━━━━━ INFORMATION SUPPLIED ━━━━━

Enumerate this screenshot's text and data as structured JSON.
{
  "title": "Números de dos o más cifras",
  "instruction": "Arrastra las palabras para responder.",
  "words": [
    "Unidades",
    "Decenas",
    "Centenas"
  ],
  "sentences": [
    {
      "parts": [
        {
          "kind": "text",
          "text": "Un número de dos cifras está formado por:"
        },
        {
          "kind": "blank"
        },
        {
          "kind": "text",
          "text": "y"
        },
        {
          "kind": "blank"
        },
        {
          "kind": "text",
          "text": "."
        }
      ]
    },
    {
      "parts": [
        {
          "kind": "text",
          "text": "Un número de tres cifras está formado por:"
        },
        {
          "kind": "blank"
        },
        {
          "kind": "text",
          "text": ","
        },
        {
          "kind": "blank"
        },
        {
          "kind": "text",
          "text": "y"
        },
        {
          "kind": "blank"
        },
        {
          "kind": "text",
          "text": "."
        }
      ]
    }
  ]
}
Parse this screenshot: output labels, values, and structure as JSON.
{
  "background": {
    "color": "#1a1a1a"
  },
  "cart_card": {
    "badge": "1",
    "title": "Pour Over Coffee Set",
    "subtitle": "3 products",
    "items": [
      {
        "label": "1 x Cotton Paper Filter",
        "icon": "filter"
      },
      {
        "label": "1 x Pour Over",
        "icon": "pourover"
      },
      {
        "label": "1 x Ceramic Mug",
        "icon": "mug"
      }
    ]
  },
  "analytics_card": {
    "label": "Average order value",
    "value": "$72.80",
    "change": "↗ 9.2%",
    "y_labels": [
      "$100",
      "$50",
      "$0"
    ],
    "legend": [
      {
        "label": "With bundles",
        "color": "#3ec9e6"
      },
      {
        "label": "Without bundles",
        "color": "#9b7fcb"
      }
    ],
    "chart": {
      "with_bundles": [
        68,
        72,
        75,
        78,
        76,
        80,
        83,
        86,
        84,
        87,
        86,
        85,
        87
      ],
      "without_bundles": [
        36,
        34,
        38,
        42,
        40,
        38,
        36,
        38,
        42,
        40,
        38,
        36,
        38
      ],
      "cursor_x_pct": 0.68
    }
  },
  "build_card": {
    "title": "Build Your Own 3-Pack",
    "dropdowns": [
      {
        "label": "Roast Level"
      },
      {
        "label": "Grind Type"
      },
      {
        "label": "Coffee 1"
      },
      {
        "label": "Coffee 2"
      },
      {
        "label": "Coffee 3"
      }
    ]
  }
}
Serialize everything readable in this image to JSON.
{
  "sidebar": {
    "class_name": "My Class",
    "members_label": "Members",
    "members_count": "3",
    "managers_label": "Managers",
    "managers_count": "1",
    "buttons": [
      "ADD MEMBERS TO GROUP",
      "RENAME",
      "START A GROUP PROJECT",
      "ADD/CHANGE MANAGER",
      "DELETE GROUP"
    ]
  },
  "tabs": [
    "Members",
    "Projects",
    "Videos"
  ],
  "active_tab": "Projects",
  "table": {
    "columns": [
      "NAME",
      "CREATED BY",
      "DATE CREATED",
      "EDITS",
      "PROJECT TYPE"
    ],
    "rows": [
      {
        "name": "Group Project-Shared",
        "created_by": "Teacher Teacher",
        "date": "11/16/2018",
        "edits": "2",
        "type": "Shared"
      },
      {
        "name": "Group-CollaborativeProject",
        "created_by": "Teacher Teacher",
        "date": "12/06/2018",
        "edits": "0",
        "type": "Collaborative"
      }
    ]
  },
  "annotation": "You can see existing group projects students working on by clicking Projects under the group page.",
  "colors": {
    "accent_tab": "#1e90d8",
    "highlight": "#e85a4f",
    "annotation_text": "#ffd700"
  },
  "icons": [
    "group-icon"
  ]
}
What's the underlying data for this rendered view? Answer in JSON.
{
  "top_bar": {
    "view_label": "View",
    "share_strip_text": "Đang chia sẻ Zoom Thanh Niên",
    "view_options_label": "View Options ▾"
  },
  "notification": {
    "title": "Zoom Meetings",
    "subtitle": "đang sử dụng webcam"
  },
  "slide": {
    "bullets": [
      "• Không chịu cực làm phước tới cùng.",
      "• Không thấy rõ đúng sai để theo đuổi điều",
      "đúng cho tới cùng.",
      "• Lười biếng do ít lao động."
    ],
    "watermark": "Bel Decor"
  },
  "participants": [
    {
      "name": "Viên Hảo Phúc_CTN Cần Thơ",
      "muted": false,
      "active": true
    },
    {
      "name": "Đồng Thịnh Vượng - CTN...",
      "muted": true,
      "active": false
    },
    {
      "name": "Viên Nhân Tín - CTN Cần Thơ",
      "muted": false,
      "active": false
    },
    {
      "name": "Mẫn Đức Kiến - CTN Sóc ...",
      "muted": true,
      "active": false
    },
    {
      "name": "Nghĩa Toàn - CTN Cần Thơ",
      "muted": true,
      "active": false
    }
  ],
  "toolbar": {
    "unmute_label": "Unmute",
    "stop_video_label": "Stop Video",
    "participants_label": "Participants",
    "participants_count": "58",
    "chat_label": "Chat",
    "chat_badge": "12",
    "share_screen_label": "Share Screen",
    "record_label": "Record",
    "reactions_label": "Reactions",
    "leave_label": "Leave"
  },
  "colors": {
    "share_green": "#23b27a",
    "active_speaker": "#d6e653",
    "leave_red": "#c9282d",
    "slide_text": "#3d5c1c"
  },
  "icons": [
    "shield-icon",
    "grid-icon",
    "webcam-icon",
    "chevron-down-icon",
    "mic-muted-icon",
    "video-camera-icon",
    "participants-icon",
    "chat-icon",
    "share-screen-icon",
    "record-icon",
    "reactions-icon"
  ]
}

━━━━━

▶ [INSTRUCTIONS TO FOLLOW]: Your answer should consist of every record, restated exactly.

▶ [SOLUTION TO THIS PROBLEM]:
Enumerate this screenshot's text and data as structured JSON.
{
  "title": "Números de dos o más cifras",
  "instruction": "Arrastra las palabras para responder.",
  "words": [
    "Unidades",
    "Decenas",
    "Centenas"
  ],
  "sentences": [
    {
      "parts": [
        {
          "kind": "text",
          "text": "Un número de dos cifras está formado por:"
        },
        {
          "kind": "blank"
        },
        {
          "kind": "text",
          "text": "y"
        },
        {
          "kind": "blank"
        },
        {
          "kind": "text",
          "text": "."
        }
      ]
    },
    {
      "parts": [
        {
          "kind": "text",
          "text": "Un número de tres cifras está formado por:"
        },
        {
          "kind": "blank"
        },
        {
          "kind": "text",
          "text": ","
        },
        {
          "kind": "blank"
        },
        {
          "kind": "text",
          "text": "y"
        },
        {
          "kind": "blank"
        },
        {
          "kind": "text",
          "text": "."
        }
      ]
    }
  ]
}
Parse this screenshot: output labels, values, and structure as JSON.
{
  "background": {
    "color": "#1a1a1a"
  },
  "cart_card": {
    "badge": "1",
    "title": "Pour Over Coffee Set",
    "subtitle": "3 products",
    "items": [
      {
        "label": "1 x Cotton Paper Filter",
        "icon": "filter"
      },
      {
        "label": "1 x Pour Over",
        "icon": "pourover"
      },
      {
        "label": "1 x Ceramic Mug",
        "icon": "mug"
      }
    ]
  },
  "analytics_card": {
    "label": "Average order value",
    "value": "$72.80",
    "change": "↗ 9.2%",
    "y_labels": [
      "$100",
      "$50",
      "$0"
    ],
    "legend": [
      {
        "label": "With bundles",
        "color": "#3ec9e6"
      },
      {
        "label": "Without bundles",
        "color": "#9b7fcb"
      }
    ],
    "chart": {
      "with_bundles": [
        68,
        72,
        75,
        78,
        76,
        80,
        83,
        86,
        84,
        87,
        86,
        85,
        87
      ],
      "without_bundles": [
        36,
        34,
        38,
        42,
        40,
        38,
        36,
        38,
        42,
        40,
        38,
        36,
        38
      ],
      "cursor_x_pct": 0.68
    }
  },
  "build_card": {
    "title": "Build Your Own 3-Pack",
    "dropdowns": [
      {
        "label": "Roast Level"
      },
      {
        "label": "Grind Type"
      },
      {
        "label": "Coffee 1"
      },
      {
        "label": "Coffee 2"
      },
      {
        "label": "Coffee 3"
      }
    ]
  }
}
Serialize everything readable in this image to JSON.
{
  "sidebar": {
    "class_name": "My Class",
    "members_label": "Members",
    "members_count": "3",
    "managers_label": "Managers",
    "managers_count": "1",
    "buttons": [
      "ADD MEMBERS TO GROUP",
      "RENAME",
      "START A GROUP PROJECT",
      "ADD/CHANGE MANAGER",
      "DELETE GROUP"
    ]
  },
  "tabs": [
    "Members",
    "Projects",
    "Videos"
  ],
  "active_tab": "Projects",
  "table": {
    "columns": [
      "NAME",
      "CREATED BY",
      "DATE CREATED",
      "EDITS",
      "PROJECT TYPE"
    ],
    "rows": [
      {
        "name": "Group Project-Shared",
        "created_by": "Teacher Teacher",
        "date": "11/16/2018",
        "edits": "2",
        "type": "Shared"
      },
      {
        "name": "Group-CollaborativeProject",
        "created_by": "Teacher Teacher",
        "date": "12/06/2018",
        "edits": "0",
        "type": "Collaborative"
      }
    ]
  },
  "annotation": "You can see existing group projects students working on by clicking Projects under the group page.",
  "colors": {
    "accent_tab": "#1e90d8",
    "highlight": "#e85a4f",
    "annotation_text": "#ffd700"
  },
  "icons": [
    "group-icon"
  ]
}
What's the underlying data for this rendered view? Answer in JSON.
{
  "top_bar": {
    "view_label": "View",
    "share_strip_text": "Đang chia sẻ Zoom Thanh Niên",
    "view_options_label": "View Options ▾"
  },
  "notification": {
    "title": "Zoom Meetings",
    "subtitle": "đang sử dụng webcam"
  },
  "slide": {
    "bullets": [
      "• Không chịu cực làm phước tới cùng.",
      "• Không thấy rõ đúng sai để theo đuổi điều",
      "đúng cho tới cùng.",
      "• Lười biếng do ít lao động."
    ],
    "watermark": "Bel Decor"
  },
  "participants": [
    {
      "name": "Viên Hảo Phúc_CTN Cần Thơ",
      "muted": false,
      "active": true
    },
    {
      "name": "Đồng Thịnh Vượng - CTN...",
      "muted": true,
      "active": false
    },
    {
      "name": "Viên Nhân Tín - CTN Cần Thơ",
      "muted": false,
      "active": false
    },
    {
      "name": "Mẫn Đức Kiến - CTN Sóc ...",
      "muted": true,
      "active": false
    },
    {
      "name": "Nghĩa Toàn - CTN Cần Thơ",
      "muted": true,
      "active": false
    }
  ],
  "toolbar": {
    "unmute_label": "Unmute",
    "stop_video_label": "Stop Video",
    "participants_label": "Participants",
    "participants_count": "58",
    "chat_label": "Chat",
    "chat_badge": "12",
    "share_screen_label": "Share Screen",
    "record_label": "Record",
    "reactions_label": "Reactions",
    "leave_label": "Leave"
  },
  "colors": {
    "share_green": "#23b27a",
    "active_speaker": "#d6e653",
    "leave_red": "#c9282d",
    "slide_text": "#3d5c1c"
  },
  "icons": [
    "shield-icon",
    "grid-icon",
    "webcam-icon",
    "chevron-down-icon",
    "mic-muted-icon",
    "video-camera-icon",
    "participants-icon",
    "chat-icon",
    "share-screen-icon",
    "record-icon",
    "reactions-icon"
  ]
}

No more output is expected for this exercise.